The road to the Washington Pass overlook was gated because of the federal government shutdown, so people parked at the bottom, along the North Cascades Highway, and hiked about half a mile up the road to see the mountains cloaked in an early autumn snow. Photo by Marcy Stamper

The road to the Washington Pass overlook was gated because of the federal government shutdown, so people parked at the bottom, along the North Cascades Highway, and hiked about half a mile up the road to see the mountains cloaked in an early autumn snow. Photo by Marcy Stamper

By Ann McCreary

With the arrival of hunting season this weekend, Methow Valley District Ranger Mike Liu said he would be patrolling national forest lands around the valley himself, unless the federal government has opened for business again.

Most U.S. Forest Service employees in the Methow Valley Ranger District have been furloughed since Oct. 1, when funding for federal agencies was held up by the House of Representatives.

A skeleton staff retained last week in the Methow Valley Ranger District, the valley’s largest federal employer, was further reduced this week. Only Liu, a fire management officer and a law enforcement officer remained on duty as “exempted employees” still allowed to work during the shutdown.

“The only thing I’m allowed to do is work related to protecting life and property,” said Liu. “During the government shutdown the few of us still here are patrolling facilities and making sure they’re secure. Yesterday I spent all day checking out facilities in the campgrounds.”

The 25 campgrounds in the Methow Valley Ranger District were closed last week, as were 13 trailheads.

“I think many hunters will find their favorite campgrounds on the national forest closed,” Liu said. “Water is turned off, dumpster services suspended, toilets are locked.”

Hunters will need to find camping in state parks, private campgrounds or dispersed campsites on the national forest, Liu said.

“Hunting season is definitely one of our busiest times of the year. Clearly, it’s not very good timing,” he said.

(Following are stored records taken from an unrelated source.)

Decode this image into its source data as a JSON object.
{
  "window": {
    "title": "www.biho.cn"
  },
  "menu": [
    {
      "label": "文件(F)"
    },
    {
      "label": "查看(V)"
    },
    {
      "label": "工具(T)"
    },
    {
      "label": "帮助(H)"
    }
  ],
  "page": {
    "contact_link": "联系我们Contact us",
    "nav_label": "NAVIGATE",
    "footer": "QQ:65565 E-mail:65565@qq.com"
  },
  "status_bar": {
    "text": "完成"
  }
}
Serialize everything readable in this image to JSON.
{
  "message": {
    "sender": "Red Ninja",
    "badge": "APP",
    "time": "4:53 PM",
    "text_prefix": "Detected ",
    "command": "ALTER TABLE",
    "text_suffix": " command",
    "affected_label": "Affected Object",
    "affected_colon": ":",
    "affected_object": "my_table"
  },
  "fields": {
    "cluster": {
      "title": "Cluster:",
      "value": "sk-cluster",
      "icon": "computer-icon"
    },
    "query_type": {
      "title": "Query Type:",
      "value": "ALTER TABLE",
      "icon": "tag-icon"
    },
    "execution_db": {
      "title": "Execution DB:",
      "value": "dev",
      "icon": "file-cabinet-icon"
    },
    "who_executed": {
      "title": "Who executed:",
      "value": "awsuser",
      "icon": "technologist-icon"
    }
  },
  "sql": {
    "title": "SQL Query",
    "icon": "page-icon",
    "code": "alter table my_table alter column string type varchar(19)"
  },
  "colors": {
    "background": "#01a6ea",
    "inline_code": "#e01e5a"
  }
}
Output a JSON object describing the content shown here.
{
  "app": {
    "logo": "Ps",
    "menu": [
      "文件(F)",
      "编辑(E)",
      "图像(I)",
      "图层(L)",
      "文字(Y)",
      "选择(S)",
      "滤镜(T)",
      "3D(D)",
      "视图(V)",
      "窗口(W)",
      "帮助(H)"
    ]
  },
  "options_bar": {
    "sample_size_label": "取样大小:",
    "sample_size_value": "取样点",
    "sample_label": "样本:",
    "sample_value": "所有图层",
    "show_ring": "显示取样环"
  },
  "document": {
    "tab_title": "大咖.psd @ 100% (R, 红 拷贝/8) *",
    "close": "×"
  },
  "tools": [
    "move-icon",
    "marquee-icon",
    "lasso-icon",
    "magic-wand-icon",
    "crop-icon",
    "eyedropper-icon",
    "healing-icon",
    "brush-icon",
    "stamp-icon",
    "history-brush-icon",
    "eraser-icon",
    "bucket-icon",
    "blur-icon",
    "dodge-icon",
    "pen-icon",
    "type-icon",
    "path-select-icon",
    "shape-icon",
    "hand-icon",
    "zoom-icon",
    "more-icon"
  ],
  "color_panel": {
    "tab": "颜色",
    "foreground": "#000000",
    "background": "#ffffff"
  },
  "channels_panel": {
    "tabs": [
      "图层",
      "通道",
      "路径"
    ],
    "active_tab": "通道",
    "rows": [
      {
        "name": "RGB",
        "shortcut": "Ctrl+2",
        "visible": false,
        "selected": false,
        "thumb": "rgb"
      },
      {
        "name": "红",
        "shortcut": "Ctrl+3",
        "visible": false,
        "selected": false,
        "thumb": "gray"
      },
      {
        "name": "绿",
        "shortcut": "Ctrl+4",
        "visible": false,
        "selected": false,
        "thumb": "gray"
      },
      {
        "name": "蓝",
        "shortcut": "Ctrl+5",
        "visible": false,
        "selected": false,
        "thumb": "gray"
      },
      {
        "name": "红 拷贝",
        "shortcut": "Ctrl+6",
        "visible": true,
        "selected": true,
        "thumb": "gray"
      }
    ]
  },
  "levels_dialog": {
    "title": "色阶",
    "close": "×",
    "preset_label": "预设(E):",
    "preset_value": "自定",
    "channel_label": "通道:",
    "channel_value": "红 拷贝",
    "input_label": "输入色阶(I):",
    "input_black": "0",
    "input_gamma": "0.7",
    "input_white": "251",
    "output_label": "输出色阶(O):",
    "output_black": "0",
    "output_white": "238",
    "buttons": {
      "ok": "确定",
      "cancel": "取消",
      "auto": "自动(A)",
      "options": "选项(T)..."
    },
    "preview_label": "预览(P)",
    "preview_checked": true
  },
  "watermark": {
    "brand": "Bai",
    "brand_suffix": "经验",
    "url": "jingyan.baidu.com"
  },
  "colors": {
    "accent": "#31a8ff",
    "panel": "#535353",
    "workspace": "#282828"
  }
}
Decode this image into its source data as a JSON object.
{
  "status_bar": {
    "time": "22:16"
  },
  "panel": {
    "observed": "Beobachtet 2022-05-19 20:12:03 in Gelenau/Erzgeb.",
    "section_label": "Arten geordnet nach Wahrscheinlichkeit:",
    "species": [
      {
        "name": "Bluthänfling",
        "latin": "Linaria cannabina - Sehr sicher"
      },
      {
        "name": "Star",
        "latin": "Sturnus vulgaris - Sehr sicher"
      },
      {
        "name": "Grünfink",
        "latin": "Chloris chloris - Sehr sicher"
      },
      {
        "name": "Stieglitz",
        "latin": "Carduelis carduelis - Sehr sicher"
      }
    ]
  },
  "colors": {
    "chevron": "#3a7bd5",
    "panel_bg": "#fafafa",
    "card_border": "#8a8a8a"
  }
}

Liu asked that people camping in dispersed sites choose a previously used campground, make sure campfires are under control and thoroughly extinguished, avoid camping within 200 feet of streams and lakes, feed weed-free hay to stock, and avoid damaging vegetation.

The district’s fire management officer is continuing to check areas of recent controlled burns, Liu said. “We have had several phone calls from the public seeing smoke and thinking we’re not monitoring it,” he said.

Although trailhead facilities are closed, the trails on national forest lands are still open to hikers, Liu said.

Staff at the North Cascades National Park Service Complex has been reduced from 138 employees to 18, said Ken Hires, public information officer. Still working are law enforcement, maintenance and fire staff, and the park superintendent.

Most of them, including himself, are only working a couple of hours a day, Hires said. “Basically all our facilities and all our lands are closed,” he said. The closure includes park trails.

As the government shutdown continued into its second week, Liu and Hires both had a similar request: “be patient.”

“Be patient with those of us still working who are patrolling the woods,” Liu said.